Wednesday, April 30, 2014

NSAID seekers

In residency, I had a patient who only wanted Toradol. We gave him Vicodin, tons of morphine, but he was obsessed with getting his toradol shot. For those of you who don't know, toradol is like a stronger form of motrin. I would love to give him as much toradol as he wants, but you can't give it for more than five days because it can cause bleeding.

My attending: "I've never seen a patient who wanted an NSAID that badly."

Me: "Yeah, I think he must think toradol is like demerol or something."

Attending: "Well, we can give him an oral NSAID. Which one do you want to give him?"

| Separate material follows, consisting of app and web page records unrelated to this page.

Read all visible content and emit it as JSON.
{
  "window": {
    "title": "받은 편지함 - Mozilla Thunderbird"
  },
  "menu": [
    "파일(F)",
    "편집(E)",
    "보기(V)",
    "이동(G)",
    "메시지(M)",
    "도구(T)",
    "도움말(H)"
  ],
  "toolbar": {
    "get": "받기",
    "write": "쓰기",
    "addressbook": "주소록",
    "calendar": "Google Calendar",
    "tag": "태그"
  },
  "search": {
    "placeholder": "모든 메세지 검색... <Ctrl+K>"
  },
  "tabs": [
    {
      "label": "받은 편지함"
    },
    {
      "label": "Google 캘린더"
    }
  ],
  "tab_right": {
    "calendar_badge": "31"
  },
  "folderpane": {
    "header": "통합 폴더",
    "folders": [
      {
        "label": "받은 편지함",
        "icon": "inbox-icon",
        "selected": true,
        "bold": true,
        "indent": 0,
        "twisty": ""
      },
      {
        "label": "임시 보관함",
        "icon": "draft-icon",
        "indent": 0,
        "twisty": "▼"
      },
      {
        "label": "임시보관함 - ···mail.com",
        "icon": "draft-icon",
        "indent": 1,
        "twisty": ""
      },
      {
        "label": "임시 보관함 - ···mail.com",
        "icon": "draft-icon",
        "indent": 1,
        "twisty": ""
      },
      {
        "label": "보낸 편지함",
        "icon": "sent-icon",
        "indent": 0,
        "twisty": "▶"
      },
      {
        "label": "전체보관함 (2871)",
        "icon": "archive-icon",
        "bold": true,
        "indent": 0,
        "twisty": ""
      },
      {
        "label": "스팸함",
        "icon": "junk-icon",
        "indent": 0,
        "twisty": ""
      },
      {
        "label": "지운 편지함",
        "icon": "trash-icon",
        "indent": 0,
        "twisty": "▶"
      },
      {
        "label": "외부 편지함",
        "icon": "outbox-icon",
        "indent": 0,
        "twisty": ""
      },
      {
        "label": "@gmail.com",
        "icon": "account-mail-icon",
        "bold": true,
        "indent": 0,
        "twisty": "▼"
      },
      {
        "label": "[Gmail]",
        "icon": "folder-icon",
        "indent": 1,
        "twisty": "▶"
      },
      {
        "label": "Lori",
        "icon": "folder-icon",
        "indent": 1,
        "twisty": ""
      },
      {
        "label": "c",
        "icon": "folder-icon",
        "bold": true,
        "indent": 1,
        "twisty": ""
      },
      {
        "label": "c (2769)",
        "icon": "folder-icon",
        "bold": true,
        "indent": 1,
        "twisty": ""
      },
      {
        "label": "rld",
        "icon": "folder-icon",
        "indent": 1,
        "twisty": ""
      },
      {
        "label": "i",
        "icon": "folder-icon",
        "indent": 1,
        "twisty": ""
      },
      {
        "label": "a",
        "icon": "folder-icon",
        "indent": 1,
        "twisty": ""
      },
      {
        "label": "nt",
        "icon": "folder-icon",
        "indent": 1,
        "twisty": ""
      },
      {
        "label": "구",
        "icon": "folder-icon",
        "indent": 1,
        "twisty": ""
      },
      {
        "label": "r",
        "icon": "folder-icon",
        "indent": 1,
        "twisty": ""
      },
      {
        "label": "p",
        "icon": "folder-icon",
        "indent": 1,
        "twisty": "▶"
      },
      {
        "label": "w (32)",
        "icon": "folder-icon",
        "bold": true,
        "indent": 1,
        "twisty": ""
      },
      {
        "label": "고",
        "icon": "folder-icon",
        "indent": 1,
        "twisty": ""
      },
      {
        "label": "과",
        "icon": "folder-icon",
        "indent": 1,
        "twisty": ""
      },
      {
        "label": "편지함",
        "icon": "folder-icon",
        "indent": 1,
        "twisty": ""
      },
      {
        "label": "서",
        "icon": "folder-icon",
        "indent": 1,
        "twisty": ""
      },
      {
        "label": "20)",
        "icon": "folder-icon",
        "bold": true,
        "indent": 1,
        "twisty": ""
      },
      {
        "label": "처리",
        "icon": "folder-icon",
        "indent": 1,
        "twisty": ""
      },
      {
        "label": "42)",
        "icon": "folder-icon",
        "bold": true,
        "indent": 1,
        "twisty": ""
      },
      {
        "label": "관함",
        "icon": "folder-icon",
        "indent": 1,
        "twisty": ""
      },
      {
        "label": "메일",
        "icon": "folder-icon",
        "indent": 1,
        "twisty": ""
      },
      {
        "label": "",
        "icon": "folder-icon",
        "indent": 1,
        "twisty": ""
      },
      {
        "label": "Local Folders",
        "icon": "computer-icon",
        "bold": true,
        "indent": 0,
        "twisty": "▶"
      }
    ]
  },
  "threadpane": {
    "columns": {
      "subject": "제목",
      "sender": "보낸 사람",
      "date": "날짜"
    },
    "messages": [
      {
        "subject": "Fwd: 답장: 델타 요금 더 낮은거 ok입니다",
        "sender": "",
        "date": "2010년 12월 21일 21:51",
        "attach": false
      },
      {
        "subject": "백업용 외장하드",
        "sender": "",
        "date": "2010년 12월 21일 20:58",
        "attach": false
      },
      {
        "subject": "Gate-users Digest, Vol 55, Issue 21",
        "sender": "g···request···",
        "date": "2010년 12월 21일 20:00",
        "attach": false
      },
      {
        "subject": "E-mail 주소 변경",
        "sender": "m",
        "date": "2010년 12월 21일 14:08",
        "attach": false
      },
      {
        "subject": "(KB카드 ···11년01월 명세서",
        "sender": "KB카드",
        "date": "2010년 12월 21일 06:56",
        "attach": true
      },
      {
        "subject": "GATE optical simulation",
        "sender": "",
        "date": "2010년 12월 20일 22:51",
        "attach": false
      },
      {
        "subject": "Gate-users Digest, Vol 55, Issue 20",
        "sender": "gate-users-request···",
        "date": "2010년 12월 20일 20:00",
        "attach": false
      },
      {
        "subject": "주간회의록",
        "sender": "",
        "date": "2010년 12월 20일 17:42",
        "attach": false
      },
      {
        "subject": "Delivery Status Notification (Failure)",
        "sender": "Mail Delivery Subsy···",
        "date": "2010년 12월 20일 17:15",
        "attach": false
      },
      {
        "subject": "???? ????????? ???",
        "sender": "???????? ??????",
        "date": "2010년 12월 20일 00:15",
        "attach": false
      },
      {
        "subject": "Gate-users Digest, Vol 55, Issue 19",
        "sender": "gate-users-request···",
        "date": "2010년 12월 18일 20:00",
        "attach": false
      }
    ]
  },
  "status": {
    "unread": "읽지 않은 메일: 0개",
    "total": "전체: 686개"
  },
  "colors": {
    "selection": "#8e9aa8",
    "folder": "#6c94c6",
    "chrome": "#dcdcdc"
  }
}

Me: "I don't know. Which one sounds the most fancy?"

Attending: "There's motrin, naprosyn, voltaren..."

Me: "Voltaren! Yes, that sounds good."


  1. I have to admit I am one of those toradol folks but mostly because opiates make me vomit.

  2. I usually prescribe Nabumatone for NSAID seekers... although I just learned about a very fancy NSAID Percogesic which I think I will be switching to now! (Perhaps we shouldn't be giving away our secrets on here!)

  3. I worked with an ER doc that used to write scrips for Dolobid. He'd get gushing praise when he told the pts the name of the drug he was giving. I'd imagine they weren't nearly as happy when they actually got it filled.

  4. For my age, (29) I am relatively young for all the back problems I have had. It started at 25 and has progressed slowly but gotten worse during those times (I think its a rheum issue because of other issues, but they still haven't given me a definitive diagnosis) I can't tell you how many times the pain doctor or whatever specialist they sent me to gives me the side eye thinking I am a drug seeker because of my age. I never ask for any opiates and I don't want them either. All the NSAID's they have ever given me are really not that effective for me. They help minimally. I've tried voltaren, nabumatone, name it. Toradol was the only thing that actually helped the pain. It worked better for me than even tramadol did. I guess I am one of those patients that have asked for toradol, but I knew it wasn't a narcotic/opiate. Maybe your patient was like me.....I know there are a ton of drug seekers from reading these blogs, but not everyone who is in a lot of chronic pain necessarily wants to have to take an opiate. I hate the feeling and nausea it causes. Maybe toradol was the lightest type prescription he could find that would help his pain?

    I don't know how old he is, but I totally understand already being judged by certain doctors before they even read my file just due to my age. I hate it. AND i look young on top of that. I can understand how doctors get jaded, but some of us truly just want to be helped - I don't care what it is as long as makes my quality of life better! And I don't want to take something addicting. All I have found is that the doctors just want to keep doing cortisone injections over and over. None of them seem to have problems writing prescriptions for muscle relaxers, which I don't want either and never seemed to help too much. After 4 years, 12 injections, and a facet and SI rhizotomy, I don't feel much better. (Only some reduction from the SI one) Unless someone has experienced chronic pain first hand, it can feel really life altering and it sucks to feel judged and dismissed for it too. Especially, when during all those times I never asked for any painkiller in the 4 years, except right after the SI rhizotomy (which was really painful for me).

    Am I wrong with thinking that an actual drug seeker wouldn't stick around for 4 years without trying to get heavy duty prescriptions? Nor would they go through the expense/time of at least 15 procedures (without asking/receiving narcotics?) Yet I still feel judged and not taken seriously. I totally understand the dilemma physicians have ( I am an non trad pre-med graduating in spring, so I do read a lot of med blogs) but there has to be a point where there needs to be less judgment coming from the physician and a better way to empathize with the true sufferers:( Too bad the drug seekers ruin it for those that really are suffering.

  5. On my surgery rotation, my patients just LOVED IV Tylenol.

  6. Tana, IV Tylenol is quite effective. In Europe they've been giving it to people for a long time. I believe they said it's as strong as morphine, but without the respiratory effects.

  7. We have a pt who thinks Toradol is stronger than other drugs BECAUSE you can only have it for five days (whereas his Oxy he could take everyday). The power of the mind. He wants the strong stuff when he's admitted.

    And I agree about IV Tylenol. I'm not sure it's as strong as morphine, but it sure does bring patient's morphine usage down. You can tell a big difference in pain control with it after surgery.